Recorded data

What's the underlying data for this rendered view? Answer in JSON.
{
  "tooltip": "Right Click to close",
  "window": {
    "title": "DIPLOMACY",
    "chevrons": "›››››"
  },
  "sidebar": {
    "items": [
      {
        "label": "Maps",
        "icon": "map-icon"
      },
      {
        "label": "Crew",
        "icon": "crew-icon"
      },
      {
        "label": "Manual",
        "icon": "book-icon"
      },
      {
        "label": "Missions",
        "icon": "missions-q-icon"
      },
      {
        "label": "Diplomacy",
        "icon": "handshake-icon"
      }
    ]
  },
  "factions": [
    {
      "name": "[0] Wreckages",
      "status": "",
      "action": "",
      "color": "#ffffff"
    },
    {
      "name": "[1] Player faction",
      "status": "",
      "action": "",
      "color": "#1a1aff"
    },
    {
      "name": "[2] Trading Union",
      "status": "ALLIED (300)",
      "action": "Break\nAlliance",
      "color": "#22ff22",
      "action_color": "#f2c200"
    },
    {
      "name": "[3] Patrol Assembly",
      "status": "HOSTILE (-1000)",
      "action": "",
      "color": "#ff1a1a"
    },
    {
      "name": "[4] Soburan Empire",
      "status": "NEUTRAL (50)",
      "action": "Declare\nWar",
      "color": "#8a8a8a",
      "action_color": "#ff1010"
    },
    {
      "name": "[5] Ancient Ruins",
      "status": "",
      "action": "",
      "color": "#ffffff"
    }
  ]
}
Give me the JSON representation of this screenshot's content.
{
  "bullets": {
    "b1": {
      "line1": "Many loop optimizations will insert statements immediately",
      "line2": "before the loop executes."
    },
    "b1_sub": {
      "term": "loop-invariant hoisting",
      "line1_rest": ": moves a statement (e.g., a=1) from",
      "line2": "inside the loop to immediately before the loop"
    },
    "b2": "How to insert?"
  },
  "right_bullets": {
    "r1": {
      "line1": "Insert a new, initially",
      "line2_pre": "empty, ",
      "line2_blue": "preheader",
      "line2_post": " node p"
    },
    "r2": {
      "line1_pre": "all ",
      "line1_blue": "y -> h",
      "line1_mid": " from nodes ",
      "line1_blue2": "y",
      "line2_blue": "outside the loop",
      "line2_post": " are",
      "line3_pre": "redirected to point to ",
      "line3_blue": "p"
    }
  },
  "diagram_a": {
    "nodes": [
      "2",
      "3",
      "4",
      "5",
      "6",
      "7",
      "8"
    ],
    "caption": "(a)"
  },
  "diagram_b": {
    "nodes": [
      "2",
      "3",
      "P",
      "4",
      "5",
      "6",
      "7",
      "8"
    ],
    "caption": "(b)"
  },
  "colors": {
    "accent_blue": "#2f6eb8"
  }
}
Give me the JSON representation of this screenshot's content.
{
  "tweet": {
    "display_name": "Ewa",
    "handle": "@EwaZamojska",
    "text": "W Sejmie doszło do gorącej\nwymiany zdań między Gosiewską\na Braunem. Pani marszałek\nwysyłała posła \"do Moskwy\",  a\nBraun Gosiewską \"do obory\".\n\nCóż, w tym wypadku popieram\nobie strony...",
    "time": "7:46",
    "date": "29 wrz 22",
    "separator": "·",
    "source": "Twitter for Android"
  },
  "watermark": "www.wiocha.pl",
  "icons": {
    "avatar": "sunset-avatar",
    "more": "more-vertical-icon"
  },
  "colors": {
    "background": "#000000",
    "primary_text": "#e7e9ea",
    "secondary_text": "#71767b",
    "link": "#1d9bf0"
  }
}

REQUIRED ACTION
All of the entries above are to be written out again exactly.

EXERCISE RESPONSE
What's the underlying data for this rendered view? Answer in JSON.
{
  "tooltip": "Right Click to close",
  "window": {
    "title": "DIPLOMACY",
    "chevrons": "›››››"
  },
  "sidebar": {
    "items": [
      {
        "label": "Maps",
        "icon": "map-icon"
      },
      {
        "label": "Crew",
        "icon": "crew-icon"
      },
      {
        "label": "Manual",
        "icon": "book-icon"
      },
      {
        "label": "Missions",
        "icon": "missions-q-icon"
      },
      {
        "label": "Diplomacy",
        "icon": "handshake-icon"
      }
    ]
  },
  "factions": [
    {
      "name": "[0] Wreckages",
      "status": "",
      "action": "",
      "color": "#ffffff"
    },
    {
      "name": "[1] Player faction",
      "status": "",
      "action": "",
      "color": "#1a1aff"
    },
    {
      "name": "[2] Trading Union",
      "status": "ALLIED (300)",
      "action": "Break\nAlliance",
      "color": "#22ff22",
      "action_color": "#f2c200"
    },
    {
      "name": "[3] Patrol Assembly",
      "status": "HOSTILE (-1000)",
      "action": "",
      "color": "#ff1a1a"
    },
    {
      "name": "[4] Soburan Empire",
      "status": "NEUTRAL (50)",
      "action": "Declare\nWar",
      "color": "#8a8a8a",
      "action_color": "#ff1010"
    },
    {
      "name": "[5] Ancient Ruins",
      "status": "",
      "action": "",
      "color": "#ffffff"
    }
  ]
}
Give me the JSON representation of this screenshot's content.
{
  "bullets": {
    "b1": {
      "line1": "Many loop optimizations will insert statements immediately",
      "line2": "before the loop executes."
    },
    "b1_sub": {
      "term": "loop-invariant hoisting",
      "line1_rest": ": moves a statement (e.g., a=1) from",
      "line2": "inside the loop to immediately before the loop"
    },
    "b2": "How to insert?"
  },
  "right_bullets": {
    "r1": {
      "line1": "Insert a new, initially",
      "line2_pre": "empty, ",
      "line2_blue": "preheader",
      "line2_post": " node p"
    },
    "r2": {
      "line1_pre": "all ",
      "line1_blue": "y -> h",
      "line1_mid": " from nodes ",
      "line1_blue2": "y",
      "line2_blue": "outside the loop",
      "line2_post": " are",
      "line3_pre": "redirected to point to ",
      "line3_blue": "p"
    }
  },
  "diagram_a": {
    "nodes": [
      "2",
      "3",
      "4",
      "5",
      "6",
      "7",
      "8"
    ],
    "caption": "(a)"
  },
  "diagram_b": {
    "nodes": [
      "2",
      "3",
      "P",
      "4",
      "5",
      "6",
      "7",
      "8"
    ],
    "caption": "(b)"
  },
  "colors": {
    "accent_blue": "#2f6eb8"
  }
}
Give me the JSON representation of this screenshot's content.
{
  "tweet": {
    "display_name": "Ewa",
    "handle": "@EwaZamojska",
    "text": "W Sejmie doszło do gorącej\nwymiany zdań między Gosiewską\na Braunem. Pani marszałek\nwysyłała posła \"do Moskwy\",  a\nBraun Gosiewską \"do obory\".\n\nCóż, w tym wypadku popieram\nobie strony...",
    "time": "7:46",
    "date": "29 wrz 22",
    "separator": "·",
    "source": "Twitter for Android"
  },
  "watermark": "www.wiocha.pl",
  "icons": {
    "avatar": "sunset-avatar",
    "more": "more-vertical-icon"
  },
  "colors": {
    "background": "#000000",
    "primary_text": "#e7e9ea",
    "secondary_text": "#71767b",
    "link": "#1d9bf0"
  }
}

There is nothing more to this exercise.